The Pulled Pork Arepa appetizer special features passion fruit-glazed meat piled atop sweet corn tortillas, with mango “salsita” and pico de gallo making for a fascinating play of sweet and sour flavors. Steamed littleneck clams in shells studded with parsley lay in a line on the Almejas Al Vapor Con Chorizo dish, and a saucer brims with lobster reduction and chorizo. “It’s going to get messy,” Wagner warns us before he pours with a flourish. In fact, it’s a neat way to have your sauce, which we keep adding as we go.
The Black Paella house specialty uses forbidden rice (legend has it that in ancient China black rice was reserved for royalty and forbidden to commoners). Clam shells neatly propped up form a foundation while four oyster shells edge the plate, each one lined with shitake mushrooms and steamed spinach, topped with more of that lobster reduction, this time with a saffron lime twist, for a stark refreshing bite in contrast to the saltiness of the chorizo in the paella.
Next we try the Churrasco, which is inspired by the flavors of Argentina. It’s a strip steak with two chimichurri sauces—one made from lime, horseradish and green parsley, the other from sundried tomato—accompanied by a honey cinnamon sweet potato purée, another interesting union of sweet and sour.
The Salmon Special looks like a bat with blue corn tortilla wings, the body a slab of salmon sitting atop an enchilada stuffed with shrimp, shitake mushrooms, spinach and asparagus, caught in a spider web of sauce featuring black bean laced with dark chocolate.
These are a lot of flavors, but somehow they harmonize.
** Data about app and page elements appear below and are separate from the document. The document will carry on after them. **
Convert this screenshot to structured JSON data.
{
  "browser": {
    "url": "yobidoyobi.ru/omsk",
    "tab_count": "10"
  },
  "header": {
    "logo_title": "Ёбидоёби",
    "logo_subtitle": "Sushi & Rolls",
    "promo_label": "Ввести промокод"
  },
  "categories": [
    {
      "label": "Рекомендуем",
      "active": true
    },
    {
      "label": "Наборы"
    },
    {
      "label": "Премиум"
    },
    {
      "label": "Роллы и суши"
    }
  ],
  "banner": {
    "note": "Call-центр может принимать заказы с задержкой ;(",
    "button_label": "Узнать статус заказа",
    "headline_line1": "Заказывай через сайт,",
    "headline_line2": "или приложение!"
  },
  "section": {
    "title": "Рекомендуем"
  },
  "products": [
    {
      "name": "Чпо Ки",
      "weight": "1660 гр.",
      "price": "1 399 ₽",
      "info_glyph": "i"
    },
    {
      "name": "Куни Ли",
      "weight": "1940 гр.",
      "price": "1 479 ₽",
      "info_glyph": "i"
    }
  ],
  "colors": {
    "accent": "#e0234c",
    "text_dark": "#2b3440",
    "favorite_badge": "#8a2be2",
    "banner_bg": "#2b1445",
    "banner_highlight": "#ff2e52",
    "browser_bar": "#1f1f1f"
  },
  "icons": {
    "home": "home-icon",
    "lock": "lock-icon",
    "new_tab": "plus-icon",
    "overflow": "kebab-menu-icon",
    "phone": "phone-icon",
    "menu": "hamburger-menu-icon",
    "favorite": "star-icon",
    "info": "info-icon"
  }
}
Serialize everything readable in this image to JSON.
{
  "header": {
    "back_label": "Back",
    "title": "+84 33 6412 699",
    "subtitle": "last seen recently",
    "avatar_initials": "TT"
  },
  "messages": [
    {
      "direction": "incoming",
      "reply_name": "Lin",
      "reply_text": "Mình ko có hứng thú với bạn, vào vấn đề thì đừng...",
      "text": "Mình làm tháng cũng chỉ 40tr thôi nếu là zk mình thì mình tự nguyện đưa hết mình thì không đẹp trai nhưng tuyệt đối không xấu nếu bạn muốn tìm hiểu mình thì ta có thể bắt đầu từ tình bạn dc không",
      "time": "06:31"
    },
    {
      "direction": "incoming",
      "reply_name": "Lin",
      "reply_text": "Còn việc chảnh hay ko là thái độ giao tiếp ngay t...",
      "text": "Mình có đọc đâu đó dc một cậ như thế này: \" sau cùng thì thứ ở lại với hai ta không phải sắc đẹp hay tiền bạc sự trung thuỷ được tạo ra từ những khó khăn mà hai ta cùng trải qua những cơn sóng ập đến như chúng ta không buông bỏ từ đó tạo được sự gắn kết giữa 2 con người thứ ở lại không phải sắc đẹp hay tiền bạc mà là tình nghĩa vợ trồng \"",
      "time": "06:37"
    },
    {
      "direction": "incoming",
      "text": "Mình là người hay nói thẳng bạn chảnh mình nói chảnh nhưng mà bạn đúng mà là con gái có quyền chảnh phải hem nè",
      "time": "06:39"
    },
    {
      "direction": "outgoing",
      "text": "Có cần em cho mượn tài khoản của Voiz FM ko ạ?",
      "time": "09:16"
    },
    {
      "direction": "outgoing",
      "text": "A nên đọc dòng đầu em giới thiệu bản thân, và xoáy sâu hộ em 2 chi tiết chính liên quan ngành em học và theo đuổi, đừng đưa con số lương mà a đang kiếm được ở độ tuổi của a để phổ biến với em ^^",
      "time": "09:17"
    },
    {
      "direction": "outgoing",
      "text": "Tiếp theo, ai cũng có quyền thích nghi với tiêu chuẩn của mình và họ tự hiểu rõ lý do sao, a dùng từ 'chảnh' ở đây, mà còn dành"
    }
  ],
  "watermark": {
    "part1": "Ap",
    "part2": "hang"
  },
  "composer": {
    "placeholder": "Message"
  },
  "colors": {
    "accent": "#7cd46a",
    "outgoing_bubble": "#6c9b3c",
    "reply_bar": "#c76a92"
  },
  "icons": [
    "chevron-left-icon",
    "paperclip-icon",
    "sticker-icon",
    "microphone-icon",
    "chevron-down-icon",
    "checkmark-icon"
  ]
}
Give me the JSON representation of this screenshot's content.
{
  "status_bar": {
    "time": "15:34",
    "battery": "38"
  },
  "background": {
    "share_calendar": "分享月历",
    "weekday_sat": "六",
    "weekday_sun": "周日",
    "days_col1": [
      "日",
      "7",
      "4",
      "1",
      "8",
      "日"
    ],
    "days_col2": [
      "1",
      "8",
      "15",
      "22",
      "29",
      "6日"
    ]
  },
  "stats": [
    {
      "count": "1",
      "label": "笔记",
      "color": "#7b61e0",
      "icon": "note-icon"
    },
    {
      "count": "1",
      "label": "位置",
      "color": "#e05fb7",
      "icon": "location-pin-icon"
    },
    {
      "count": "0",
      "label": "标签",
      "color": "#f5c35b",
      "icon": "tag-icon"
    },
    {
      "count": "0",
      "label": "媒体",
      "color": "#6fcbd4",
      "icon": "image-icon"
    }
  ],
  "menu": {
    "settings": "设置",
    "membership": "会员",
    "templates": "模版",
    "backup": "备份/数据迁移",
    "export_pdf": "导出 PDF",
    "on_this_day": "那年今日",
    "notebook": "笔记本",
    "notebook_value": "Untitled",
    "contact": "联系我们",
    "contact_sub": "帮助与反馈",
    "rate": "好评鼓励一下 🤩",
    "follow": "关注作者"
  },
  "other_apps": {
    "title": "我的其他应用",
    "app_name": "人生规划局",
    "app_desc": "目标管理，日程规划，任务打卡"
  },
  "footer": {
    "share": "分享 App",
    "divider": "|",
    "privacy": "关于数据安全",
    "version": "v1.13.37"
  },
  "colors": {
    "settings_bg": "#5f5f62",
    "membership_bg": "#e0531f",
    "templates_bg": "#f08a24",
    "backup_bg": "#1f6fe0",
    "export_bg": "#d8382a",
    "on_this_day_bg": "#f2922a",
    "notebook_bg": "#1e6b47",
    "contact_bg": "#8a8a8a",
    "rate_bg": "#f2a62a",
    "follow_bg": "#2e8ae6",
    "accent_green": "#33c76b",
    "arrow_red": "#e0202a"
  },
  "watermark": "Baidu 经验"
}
It’s a testament to Melvin’s technique that he can take traditional Latin American ingredients and apply refined techniques from all over the world to make more elaborate meals.
“My mother, in Guatemala, she was always very careful about every detail of our lives, and that reflects in what we do now,” says Wagner. Adds Melvin: “For example, the guacamole, we could buy chips and make it simple. Instead we decided to go complicated, and make the yucca, plaintain and malanga chips ourselves.” Then they dye the chips and tortillas in beet juice to add another splash of color.
“Or the mojito,” adds Wagner. “We could make it very basic with simple syrup, but we try to balance the mint and lime juice, and add fresh fruits, fresh juice and different rums for different flavors.” There are mango, coconut, passion fruit, pineapple and pomegranate varieties, each full of fruit and not too sugary.
Even Ola’s sangria is innovative. Embracing the suggestion of a staff member, they added diced carrots, a surprise in texture for those who love to eat the fruit at the bottom.
It’s a humble metaphor for the subterranean, many-splendored surprise that is Ola.
350 Boston Post Rd, Orange (map)
Tues-Thurs, Sun 5pm–11pm, Fri-Sat 5pm-12am
Written and photographed by Jane Rushmore.